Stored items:
BEGIN

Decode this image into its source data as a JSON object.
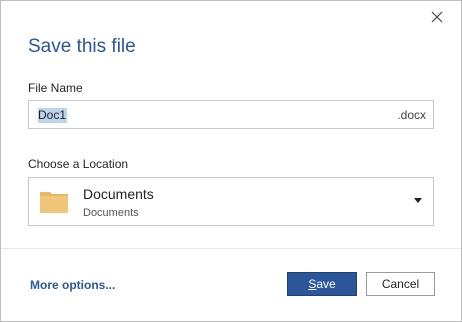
{
  "dialog": {
    "title": "Save this file",
    "close_icon": "close-icon"
  },
  "file_name": {
    "label": "File Name",
    "value": "Doc1",
    "extension": ".docx"
  },
  "location": {
    "label": "Choose a Location",
    "selected": "Documents",
    "path": "Documents",
    "icon": "folder-icon",
    "dropdown_icon": "chevron-down-icon"
  },
  "footer": {
    "more_options": "More options...",
    "save_first": "S",
    "save_rest": "ave",
    "cancel": "Cancel"
  },
  "colors": {
    "accent": "#2b579a",
    "folder": "#f0c67a",
    "selection": "#bcd4ee"
  }
}
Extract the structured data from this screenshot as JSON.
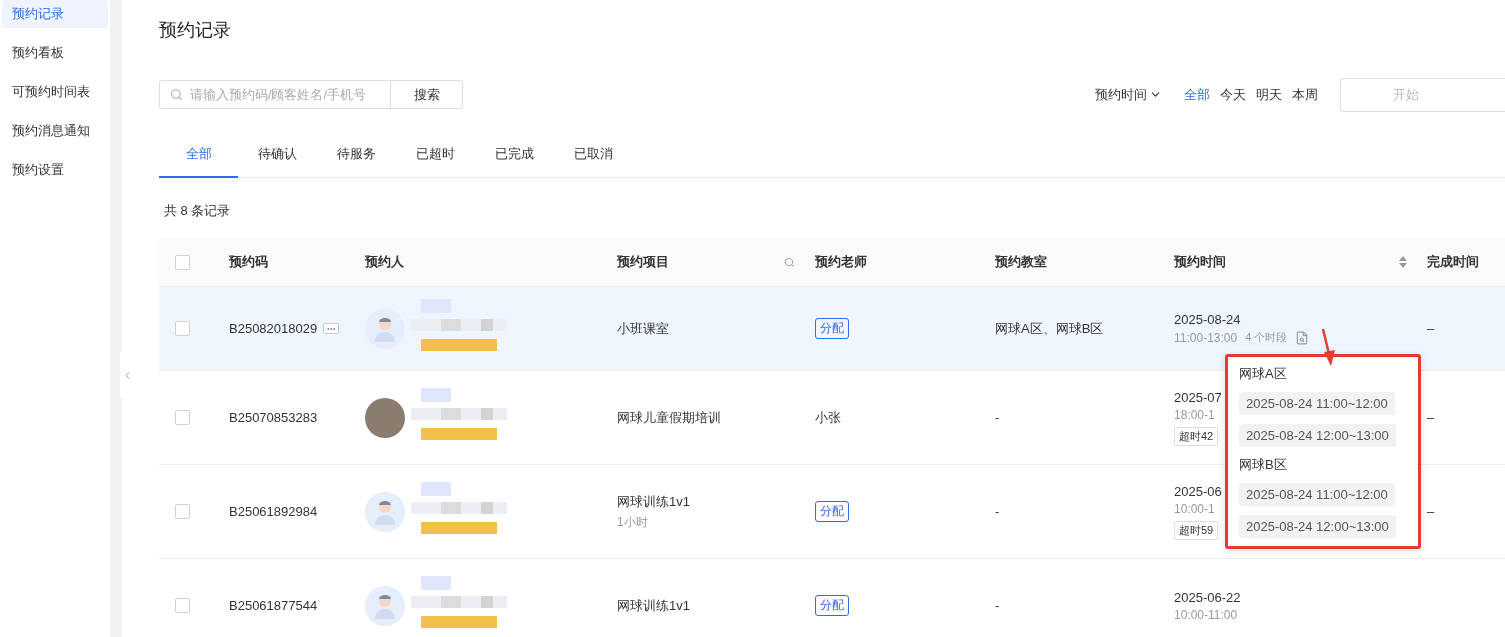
{
  "sidebar": {
    "items": [
      {
        "label": "预约记录",
        "selected": true
      },
      {
        "label": "预约看板",
        "selected": false
      },
      {
        "label": "可预约时间表",
        "selected": false
      },
      {
        "label": "预约消息通知",
        "selected": false
      },
      {
        "label": "预约设置",
        "selected": false
      }
    ]
  },
  "page_title": "预约记录",
  "search": {
    "placeholder": "请输入预约码/顾客姓名/手机号",
    "button": "搜索"
  },
  "time_filter": {
    "label": "预约时间",
    "options": [
      {
        "label": "全部",
        "selected": true
      },
      {
        "label": "今天",
        "selected": false
      },
      {
        "label": "明天",
        "selected": false
      },
      {
        "label": "本周",
        "selected": false
      }
    ],
    "start_placeholder": "开始"
  },
  "tabs": [
    {
      "label": "全部",
      "selected": true
    },
    {
      "label": "待确认",
      "selected": false
    },
    {
      "label": "待服务",
      "selected": false
    },
    {
      "label": "已超时",
      "selected": false
    },
    {
      "label": "已完成",
      "selected": false
    },
    {
      "label": "已取消",
      "selected": false
    }
  ],
  "total": "共 8 条记录",
  "table": {
    "select_all_checked": false,
    "columns": [
      "预约码",
      "预约人",
      "预约项目",
      "预约老师",
      "预约教室",
      "预约时间",
      "完成时间"
    ],
    "rows": [
      {
        "checked": false,
        "highlighted": true,
        "code": "B25082018029",
        "has_more": true,
        "avatar": {
          "kind": "default"
        },
        "project": "小班课室",
        "teacher": {
          "kind": "assign",
          "text": "分配"
        },
        "classroom": "网球A区、网球B区",
        "date": "2025-08-24",
        "time": "11:00-13:00",
        "slots": "4 个时段",
        "completed": "–"
      },
      {
        "checked": false,
        "highlighted": false,
        "code": "B25070853283",
        "has_more": false,
        "avatar": {
          "kind": "photo"
        },
        "project": "网球儿童假期培训",
        "teacher": {
          "kind": "name",
          "text": "小张"
        },
        "classroom": "-",
        "date": "2025-07",
        "time": "18:00-1",
        "overdue": "超时42",
        "completed": "–"
      },
      {
        "checked": false,
        "highlighted": false,
        "code": "B25061892984",
        "has_more": false,
        "avatar": {
          "kind": "default"
        },
        "project": "网球训练1v1",
        "project_sub": "1小时",
        "teacher": {
          "kind": "assign",
          "text": "分配"
        },
        "classroom": "-",
        "date": "2025-06",
        "time": "10:00-1",
        "overdue": "超时59",
        "completed": "–"
      },
      {
        "checked": false,
        "highlighted": false,
        "code": "B25061877544",
        "has_more": false,
        "avatar": {
          "kind": "default"
        },
        "project": "网球训练1v1",
        "teacher": {
          "kind": "assign",
          "text": "分配"
        },
        "classroom": "-",
        "date": "2025-06-22",
        "time": "10:00-11:00"
      }
    ]
  },
  "popover": {
    "groups": [
      {
        "title": "网球A区",
        "slots": [
          "2025-08-24 11:00~12:00",
          "2025-08-24 12:00~13:00"
        ]
      },
      {
        "title": "网球B区",
        "slots": [
          "2025-08-24 11:00~12:00",
          "2025-08-24 12:00~13:00"
        ]
      }
    ]
  }
}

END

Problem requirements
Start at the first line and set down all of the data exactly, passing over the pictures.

Exercise solution
Decode this image into its source data as a JSON object.
{
  "dialog": {
    "title": "Save this file",
    "close_icon": "close-icon"
  },
  "file_name": {
    "label": "File Name",
    "value": "Doc1",
    "extension": ".docx"
  },
  "location": {
    "label": "Choose a Location",
    "selected": "Documents",
    "path": "Documents",
    "icon": "folder-icon",
    "dropdown_icon": "chevron-down-icon"
  },
  "footer": {
    "more_options": "More options...",
    "save_first": "S",
    "save_rest": "ave",
    "cancel": "Cancel"
  },
  "colors": {
    "accent": "#2b579a",
    "folder": "#f0c67a",
    "selection": "#bcd4ee"
  }
}
Extract the structured data from this screenshot as JSON.
{
  "sidebar": {
    "items": [
      {
        "label": "预约记录",
        "selected": true
      },
      {
        "label": "预约看板",
        "selected": false
      },
      {
        "label": "可预约时间表",
        "selected": false
      },
      {
        "label": "预约消息通知",
        "selected": false
      },
      {
        "label": "预约设置",
        "selected": false
      }
    ]
  },
  "page_title": "预约记录",
  "search": {
    "placeholder": "请输入预约码/顾客姓名/手机号",
    "button": "搜索"
  },
  "time_filter": {
    "label": "预约时间",
    "options": [
      {
        "label": "全部",
        "selected": true
      },
      {
        "label": "今天",
        "selected": false
      },
      {
        "label": "明天",
        "selected": false
      },
      {
        "label": "本周",
        "selected": false
      }
    ],
    "start_placeholder": "开始"
  },
  "tabs": [
    {
      "label": "全部",
      "selected": true
    },
    {
      "label": "待确认",
      "selected": false
    },
    {
      "label": "待服务",
      "selected": false
    },
    {
      "label": "已超时",
      "selected": false
    },
    {
      "label": "已完成",
      "selected": false
    },
    {
      "label": "已取消",
      "selected": false
    }
  ],
  "total": "共 8 条记录",
  "table": {
    "select_all_checked": false,
    "columns": [
      "预约码",
      "预约人",
      "预约项目",
      "预约老师",
      "预约教室",
      "预约时间",
      "完成时间"
    ],
    "rows": [
      {
        "checked": false,
        "highlighted": true,
        "code": "B25082018029",
        "has_more": true,
        "avatar": {
          "kind": "default"
        },
        "project": "小班课室",
        "teacher": {
          "kind": "assign",
          "text": "分配"
        },
        "classroom": "网球A区、网球B区",
        "date": "2025-08-24",
        "time": "11:00-13:00",
        "slots": "4 个时段",
        "completed": "–"
      },
      {
        "checked": false,
        "highlighted": false,
        "code": "B25070853283",
        "has_more": false,
        "avatar": {
          "kind": "photo"
        },
        "project": "网球儿童假期培训",
        "teacher": {
          "kind": "name",
          "text": "小张"
        },
        "classroom": "-",
        "date": "2025-07",
        "time": "18:00-1",
        "overdue": "超时42",
        "completed": "–"
      },
      {
        "checked": false,
        "highlighted": false,
        "code": "B25061892984",
        "has_more": false,
        "avatar": {
          "kind": "default"
        },
        "project": "网球训练1v1",
        "project_sub": "1小时",
        "teacher": {
          "kind": "assign",
          "text": "分配"
        },
        "classroom": "-",
        "date": "2025-06",
        "time": "10:00-1",
        "overdue": "超时59",
        "completed": "–"
      },
      {
        "checked": false,
        "highlighted": false,
        "code": "B25061877544",
        "has_more": false,
        "avatar": {
          "kind": "default"
        },
        "project": "网球训练1v1",
        "teacher": {
          "kind": "assign",
          "text": "分配"
        },
        "classroom": "-",
        "date": "2025-06-22",
        "time": "10:00-11:00"
      }
    ]
  },
  "popover": {
    "groups": [
      {
        "title": "网球A区",
        "slots": [
          "2025-08-24 11:00~12:00",
          "2025-08-24 12:00~13:00"
        ]
      },
      {
        "title": "网球B区",
        "slots": [
          "2025-08-24 11:00~12:00",
          "2025-08-24 12:00~13:00"
        ]
      }
    ]
  }
}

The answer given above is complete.